The US has dismissed allegations by Venezuela's president that the US Drug Enforcement Administration had used its agents to spy on his government.
US state department spokesman Adam Ereli described the accusations as baseless and without justification.
On Sunday Venezuelan leader Hugo Chavez decided to suspend co-operation with the DEA. Mr Ereli said the move would benefit only the drug traffickers.
The decision marks a further decline in already tense relations with the US.
President Chavez is a regular critic of Washington, which regards Venezuela as a possible source of instability in the region.
Sunday's move comes after Venezuelan prosecutors last month opened an investigation into the activities of the DEA.

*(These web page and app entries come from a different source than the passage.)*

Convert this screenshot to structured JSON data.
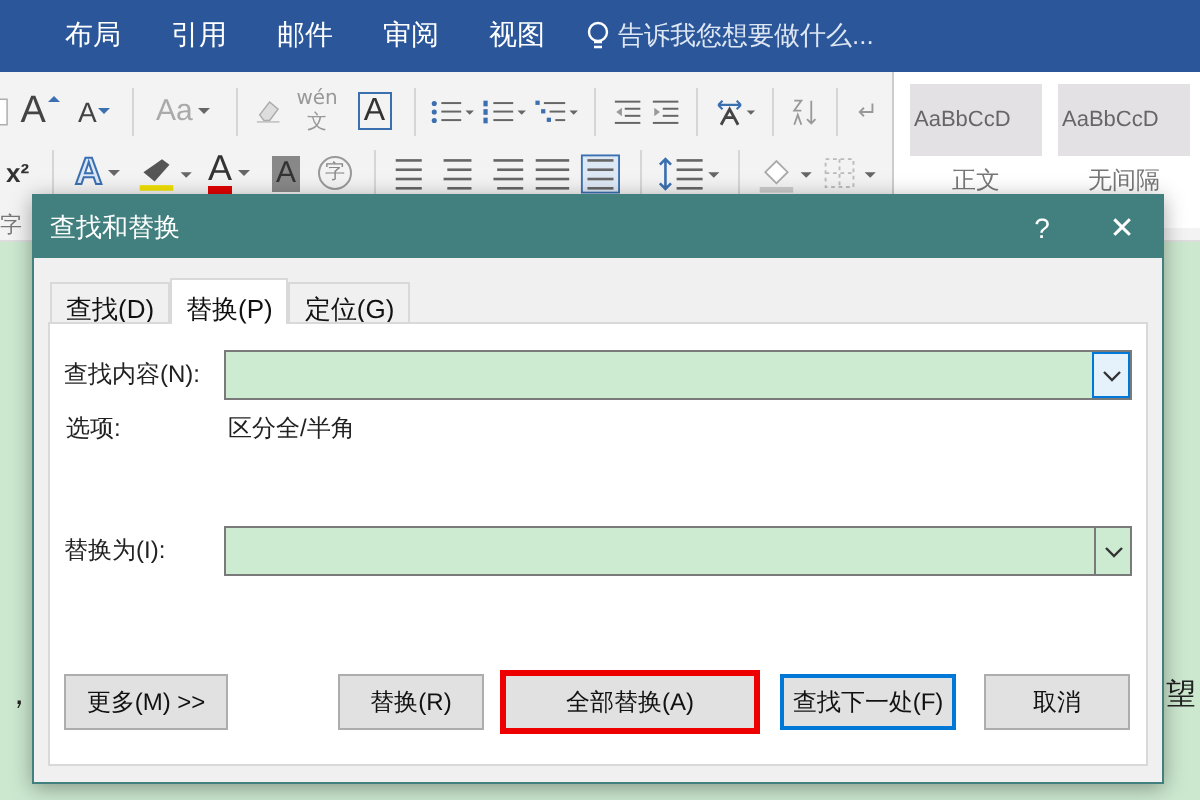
{
  "menu_tabs": [
    "布局",
    "引用",
    "邮件",
    "审阅",
    "视图"
  ],
  "tell_me": {
    "placeholder": "告诉我您想要做什么..."
  },
  "ribbon": {
    "row_1": [
      {
        "kind": "combo_edge"
      },
      {
        "kind": "glyph_up",
        "text": "A"
      },
      {
        "kind": "glyph_down",
        "text": "A"
      },
      {
        "kind": "sep"
      },
      {
        "kind": "glyph_drop",
        "text": "Aa"
      },
      {
        "kind": "sep"
      },
      {
        "kind": "eraser"
      },
      {
        "kind": "phonetic",
        "text": "wén",
        "sub": "文"
      },
      {
        "kind": "glyph_boxed",
        "text": "A"
      },
      {
        "kind": "sep"
      },
      {
        "kind": "bullets"
      },
      {
        "kind": "numbering"
      },
      {
        "kind": "multilevel"
      },
      {
        "kind": "sep"
      },
      {
        "kind": "indent_less"
      },
      {
        "kind": "indent_more"
      },
      {
        "kind": "sep"
      },
      {
        "kind": "text_dir"
      },
      {
        "kind": "sep"
      },
      {
        "kind": "sort"
      },
      {
        "kind": "sep"
      },
      {
        "kind": "pilcrow"
      }
    ],
    "row_2": [
      {
        "kind": "glyph_plain",
        "text": "x²"
      },
      {
        "kind": "sep"
      },
      {
        "kind": "glyph_outline",
        "text": "A"
      },
      {
        "kind": "highlight"
      },
      {
        "kind": "glyph_color",
        "text": "A"
      },
      {
        "kind": "glyph_shaded",
        "text": "A"
      },
      {
        "kind": "glyph_circled",
        "text": "字"
      },
      {
        "kind": "sep"
      },
      {
        "kind": "align_left"
      },
      {
        "kind": "align_center"
      },
      {
        "kind": "align_right"
      },
      {
        "kind": "justify"
      },
      {
        "kind": "distribute"
      },
      {
        "kind": "sep"
      },
      {
        "kind": "line_spacing"
      },
      {
        "kind": "sep"
      },
      {
        "kind": "shading"
      },
      {
        "kind": "borders"
      }
    ],
    "styles": [
      {
        "preview": "AaBbCcD",
        "name": "正文"
      },
      {
        "preview": "AaBbCcD",
        "name": "无间隔"
      }
    ],
    "group_label": "字"
  },
  "document": {
    "left_text": "，",
    "right_text": "望"
  },
  "dialog": {
    "title": "查找和替换",
    "help": "?",
    "close": "✕",
    "tabs": [
      {
        "label": "查找(D)",
        "selected": false
      },
      {
        "label": "替换(P)",
        "selected": true
      },
      {
        "label": "定位(G)",
        "selected": false
      }
    ],
    "find_label": "查找内容(N):",
    "options_label": "选项:",
    "options_value": "区分全/半角",
    "replace_label": "替换为(I):",
    "buttons": [
      {
        "label": "更多(M) >>",
        "kind": "left",
        "outlined": false,
        "default": false
      },
      {
        "label": "替换(R)",
        "kind": "right",
        "outlined": false,
        "default": false
      },
      {
        "label": "全部替换(A)",
        "kind": "right",
        "outlined": true,
        "default": false
      },
      {
        "label": "查找下一处(F)",
        "kind": "right",
        "outlined": false,
        "default": true
      },
      {
        "label": "取消",
        "kind": "right",
        "outlined": false,
        "default": false
      }
    ]
  }
}
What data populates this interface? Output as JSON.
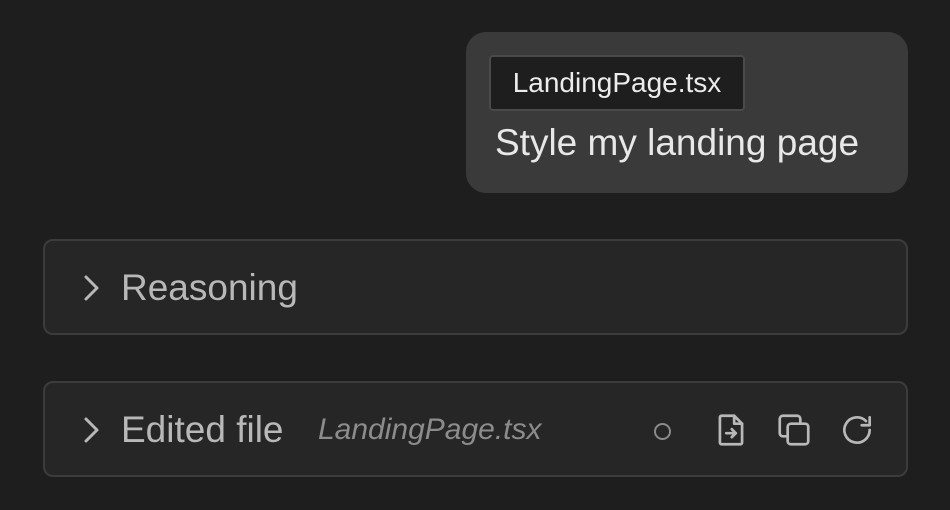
{
  "user_message": {
    "attachment": "LandingPage.tsx",
    "text": "Style my landing page"
  },
  "reasoning": {
    "label": "Reasoning",
    "icon": "chevron-right-icon"
  },
  "edited_file": {
    "label": "Edited file",
    "filename": "LandingPage.tsx",
    "status_icon": "status-dot-icon",
    "actions": [
      "apply-file-icon",
      "copy-icon",
      "refresh-icon"
    ]
  },
  "colors": {
    "background": "#1e1e1e",
    "bubble": "#3a3a3a",
    "row_background": "#262626",
    "row_border": "#3c3c3c"
  }
}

The US spokesman said Mr Chavez's accusations were meant to deflect attention from "a steady deterioration" in Venezuela's commitment to fighting drug trafficking in recent months.
"The motivation is an effort to detract from the government's increasingly deficient record of co-operation," Mr Ereli said.
Venezuela is an important transport route for cocaine from neighbouring Colombia, which produces 80% of the world's supply.